“The United States, as the world knows, will never start a war. We do not want a war. We do not now expect a war. This generation of Americans has already had enough—more than enough—of war and hate and oppression.” – JFK, June 10, 1963, American University Commencement  Address

2013 is the 50th anniversary of the assassination of JFK.  

On June 10, 1963, he gave the commencement address at American University, which is widely regarded as one of the most important speeches by a president ever.

The Cuban Missile Crisis had only happened in October 1962, a scant eight months before.

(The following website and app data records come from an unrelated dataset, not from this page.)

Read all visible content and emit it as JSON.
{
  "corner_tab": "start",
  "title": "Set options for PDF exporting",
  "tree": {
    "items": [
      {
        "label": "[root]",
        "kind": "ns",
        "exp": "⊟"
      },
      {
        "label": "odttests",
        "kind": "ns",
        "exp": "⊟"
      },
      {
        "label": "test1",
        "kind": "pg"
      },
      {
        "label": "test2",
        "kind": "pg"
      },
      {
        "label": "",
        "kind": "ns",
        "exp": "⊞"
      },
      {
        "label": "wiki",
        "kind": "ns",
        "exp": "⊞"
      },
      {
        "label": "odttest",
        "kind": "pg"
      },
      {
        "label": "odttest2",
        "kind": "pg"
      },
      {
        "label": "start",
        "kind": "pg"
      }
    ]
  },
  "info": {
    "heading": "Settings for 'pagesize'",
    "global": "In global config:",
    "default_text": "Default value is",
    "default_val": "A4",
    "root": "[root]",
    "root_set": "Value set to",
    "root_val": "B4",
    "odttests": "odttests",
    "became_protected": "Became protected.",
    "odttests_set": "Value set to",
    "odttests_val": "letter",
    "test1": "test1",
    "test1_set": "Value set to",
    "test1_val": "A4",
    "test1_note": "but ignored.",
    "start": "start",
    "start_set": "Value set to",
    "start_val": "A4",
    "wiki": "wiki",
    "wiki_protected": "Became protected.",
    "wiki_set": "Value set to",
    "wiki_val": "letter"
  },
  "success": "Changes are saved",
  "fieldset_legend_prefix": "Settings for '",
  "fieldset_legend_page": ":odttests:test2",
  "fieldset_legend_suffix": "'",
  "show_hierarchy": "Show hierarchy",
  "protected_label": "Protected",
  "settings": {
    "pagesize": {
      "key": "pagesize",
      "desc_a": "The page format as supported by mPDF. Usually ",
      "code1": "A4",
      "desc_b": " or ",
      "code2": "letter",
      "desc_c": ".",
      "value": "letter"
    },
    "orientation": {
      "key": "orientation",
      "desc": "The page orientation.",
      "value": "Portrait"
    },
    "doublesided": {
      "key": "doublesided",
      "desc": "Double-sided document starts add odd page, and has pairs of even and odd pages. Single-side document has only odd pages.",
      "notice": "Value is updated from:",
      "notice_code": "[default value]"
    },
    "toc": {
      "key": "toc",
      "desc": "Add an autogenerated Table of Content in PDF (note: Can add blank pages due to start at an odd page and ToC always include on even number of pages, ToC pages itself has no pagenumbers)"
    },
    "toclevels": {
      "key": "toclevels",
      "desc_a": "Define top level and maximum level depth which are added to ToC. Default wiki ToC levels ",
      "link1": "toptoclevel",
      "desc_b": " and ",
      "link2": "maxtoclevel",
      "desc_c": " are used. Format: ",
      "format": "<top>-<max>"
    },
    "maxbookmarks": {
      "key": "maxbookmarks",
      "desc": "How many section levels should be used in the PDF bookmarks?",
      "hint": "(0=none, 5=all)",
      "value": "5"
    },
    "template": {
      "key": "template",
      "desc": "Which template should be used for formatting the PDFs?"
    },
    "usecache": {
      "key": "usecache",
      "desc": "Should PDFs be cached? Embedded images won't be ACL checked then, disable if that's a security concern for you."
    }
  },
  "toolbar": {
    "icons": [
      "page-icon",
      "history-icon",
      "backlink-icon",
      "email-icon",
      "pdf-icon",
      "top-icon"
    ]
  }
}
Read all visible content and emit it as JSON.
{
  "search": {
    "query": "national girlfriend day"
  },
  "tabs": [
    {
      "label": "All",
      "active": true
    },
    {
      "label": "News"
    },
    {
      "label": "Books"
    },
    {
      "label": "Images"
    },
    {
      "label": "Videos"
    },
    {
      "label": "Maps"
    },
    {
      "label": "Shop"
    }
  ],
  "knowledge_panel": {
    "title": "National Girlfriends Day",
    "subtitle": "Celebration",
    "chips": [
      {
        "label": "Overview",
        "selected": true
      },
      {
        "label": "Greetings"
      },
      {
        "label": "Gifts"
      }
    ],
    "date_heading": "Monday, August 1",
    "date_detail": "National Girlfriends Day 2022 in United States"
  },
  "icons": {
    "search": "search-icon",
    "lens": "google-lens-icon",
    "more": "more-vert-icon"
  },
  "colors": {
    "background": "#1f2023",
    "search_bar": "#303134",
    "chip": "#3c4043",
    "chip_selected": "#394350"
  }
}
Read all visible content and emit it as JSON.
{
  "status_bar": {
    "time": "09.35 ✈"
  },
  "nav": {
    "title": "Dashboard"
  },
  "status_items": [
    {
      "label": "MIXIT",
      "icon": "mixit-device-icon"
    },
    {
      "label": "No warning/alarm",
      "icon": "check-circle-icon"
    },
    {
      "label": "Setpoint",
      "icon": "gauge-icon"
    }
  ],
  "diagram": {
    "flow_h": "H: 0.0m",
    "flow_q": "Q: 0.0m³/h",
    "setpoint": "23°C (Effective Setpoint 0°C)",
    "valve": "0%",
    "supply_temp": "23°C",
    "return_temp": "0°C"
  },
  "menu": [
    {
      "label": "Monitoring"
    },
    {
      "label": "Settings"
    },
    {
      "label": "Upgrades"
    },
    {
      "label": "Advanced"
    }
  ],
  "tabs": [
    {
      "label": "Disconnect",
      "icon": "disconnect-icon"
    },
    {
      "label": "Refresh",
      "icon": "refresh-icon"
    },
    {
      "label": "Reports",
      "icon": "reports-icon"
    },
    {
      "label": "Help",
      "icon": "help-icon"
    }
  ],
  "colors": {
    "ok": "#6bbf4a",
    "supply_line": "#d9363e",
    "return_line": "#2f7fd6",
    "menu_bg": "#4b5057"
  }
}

In this speech, JFK laid out a vision and a plan for peace with Russia at the height of the Cold War by announcing the development of the the Nuclear Test-Ban Treaty and his decision to suspend all atmospheric testing of nuclear weapons.  

JFK’s American University Commencement Address

Part 1:

Part 2:

Because of his experience in WWII in the South Pacific, JFK knew first-hand that war is tragic and horrific.

As November approaches and we consider current events, take time and listen to an alternative amid the constant drumbeat for war.

Note:  if you get an error playing the video here, click on the YouTube logo in the bottom right corner and it will take you to the video on YouTube so you can watch.

The Case for a 21st Century New Deal: Adding 4.5 Million Doctors and Nurses

You may not realize it, but the U.S. currently has a doctor shortage.

Not only doctors, but nurses, dentists and eye doctors too. And it’s going to get worse. And as with all shortages, prices for visits to the doctor’s office will increase as well as the cost of health insurance.

Current Population & Projected Trends
The current population is about 316 million.  That includes approximately 46 million seniors; that’s projected to be about 83 million seniors in 2030.

The Census Bureau projects that the U.S. will have 438 million people by 2050 after factoring in births, deaths, and immigration.

Doctor Shortage
Currently, the U.S. has 954,000 physicians. For a current population of 316 million, that works out to 331 patients for each doctor.  But the real ratio is spread out very unevenly.

Continue reading The Case for a 21st Century New Deal: Adding 4.5 Million Doctors and Nurses